> [Work instruction] Restate, in full and unchanged, the entries that follow, but not their pictures.

Excerpts from an interface dataset
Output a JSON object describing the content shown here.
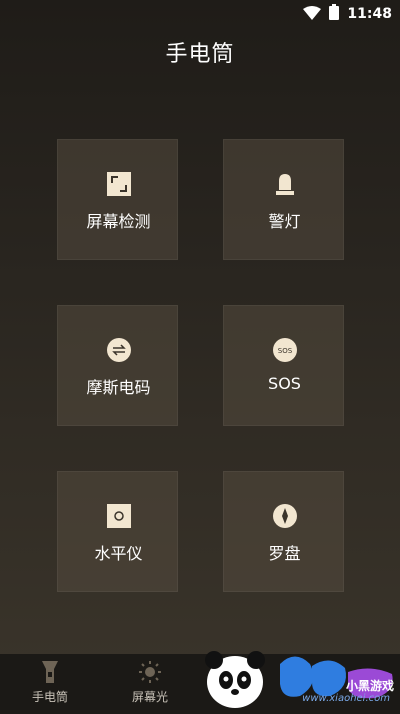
{
  "status": {
    "time": "11:48",
    "wifi_icon": "wifi-icon",
    "battery_icon": "battery-icon"
  },
  "header": {
    "title": "手电筒"
  },
  "tiles": [
    {
      "label": "屏幕检测",
      "icon": "screen-detect-icon"
    },
    {
      "label": "警灯",
      "icon": "warning-light-icon"
    },
    {
      "label": "摩斯电码",
      "icon": "morse-code-icon"
    },
    {
      "label": "SOS",
      "icon": "sos-icon",
      "icon_text": "SOS"
    },
    {
      "label": "水平仪",
      "icon": "level-icon"
    },
    {
      "label": "罗盘",
      "icon": "compass-icon"
    }
  ],
  "bottom_nav": [
    {
      "label": "手电筒",
      "icon": "flashlight-icon"
    },
    {
      "label": "屏幕光",
      "icon": "sun-icon"
    }
  ],
  "watermark": {
    "brand": "小黑游戏",
    "url": "www.xiaohei.com"
  },
  "colors": {
    "accent": "#f2e6d0",
    "tile_bg": "#4a4236",
    "nav_bg": "#1b1916"
  }
}
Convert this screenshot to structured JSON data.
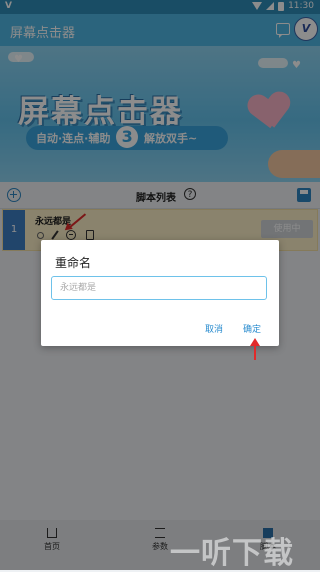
{
  "status_bar": {
    "carrier_badge": "V",
    "time": "11:30"
  },
  "app_bar": {
    "title": "屏幕点击器",
    "logo_text": "V"
  },
  "banner": {
    "title": "屏幕点击器",
    "pill_left": "自动·连点·辅助",
    "pill_number": "3",
    "pill_right": "解放双手~"
  },
  "toolbar": {
    "title": "脚本列表",
    "help_symbol": "?"
  },
  "script_list": [
    {
      "index": "1",
      "name": "永远都是",
      "status_label": "使用中"
    }
  ],
  "dialog": {
    "title": "重命名",
    "input_placeholder": "永远都是",
    "input_value": "",
    "cancel_label": "取消",
    "confirm_label": "确定"
  },
  "bottom_nav": [
    {
      "label": "首页"
    },
    {
      "label": "参数"
    },
    {
      "label": "脚本"
    }
  ],
  "watermark": "一听下载",
  "colors": {
    "app_bar": "#4fb6e3",
    "accent": "#2e86c1",
    "row_highlight": "#fbefc7",
    "annotation_arrow": "#e12a2a"
  }
}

> [Answer section]
Output a JSON object describing the content shown here.
{
  "status": {
    "time": "11:48",
    "wifi_icon": "wifi-icon",
    "battery_icon": "battery-icon"
  },
  "header": {
    "title": "手电筒"
  },
  "tiles": [
    {
      "label": "屏幕检测",
      "icon": "screen-detect-icon"
    },
    {
      "label": "警灯",
      "icon": "warning-light-icon"
    },
    {
      "label": "摩斯电码",
      "icon": "morse-code-icon"
    },
    {
      "label": "SOS",
      "icon": "sos-icon",
      "icon_text": "SOS"
    },
    {
      "label": "水平仪",
      "icon": "level-icon"
    },
    {
      "label": "罗盘",
      "icon": "compass-icon"
    }
  ],
  "bottom_nav": [
    {
      "label": "手电筒",
      "icon": "flashlight-icon"
    },
    {
      "label": "屏幕光",
      "icon": "sun-icon"
    }
  ],
  "watermark": {
    "brand": "小黑游戏",
    "url": "www.xiaohei.com"
  },
  "colors": {
    "accent": "#f2e6d0",
    "tile_bg": "#4a4236",
    "nav_bg": "#1b1916"
  }
}
Convert this screenshot to structured JSON data.
{
  "status_bar": {
    "carrier_badge": "V",
    "time": "11:30"
  },
  "app_bar": {
    "title": "屏幕点击器",
    "logo_text": "V"
  },
  "banner": {
    "title": "屏幕点击器",
    "pill_left": "自动·连点·辅助",
    "pill_number": "3",
    "pill_right": "解放双手~"
  },
  "toolbar": {
    "title": "脚本列表",
    "help_symbol": "?"
  },
  "script_list": [
    {
      "index": "1",
      "name": "永远都是",
      "status_label": "使用中"
    }
  ],
  "dialog": {
    "title": "重命名",
    "input_placeholder": "永远都是",
    "input_value": "",
    "cancel_label": "取消",
    "confirm_label": "确定"
  },
  "bottom_nav": [
    {
      "label": "首页"
    },
    {
      "label": "参数"
    },
    {
      "label": "脚本"
    }
  ],
  "watermark": "一听下载",
  "colors": {
    "app_bar": "#4fb6e3",
    "accent": "#2e86c1",
    "row_highlight": "#fbefc7",
    "annotation_arrow": "#e12a2a"
  }
}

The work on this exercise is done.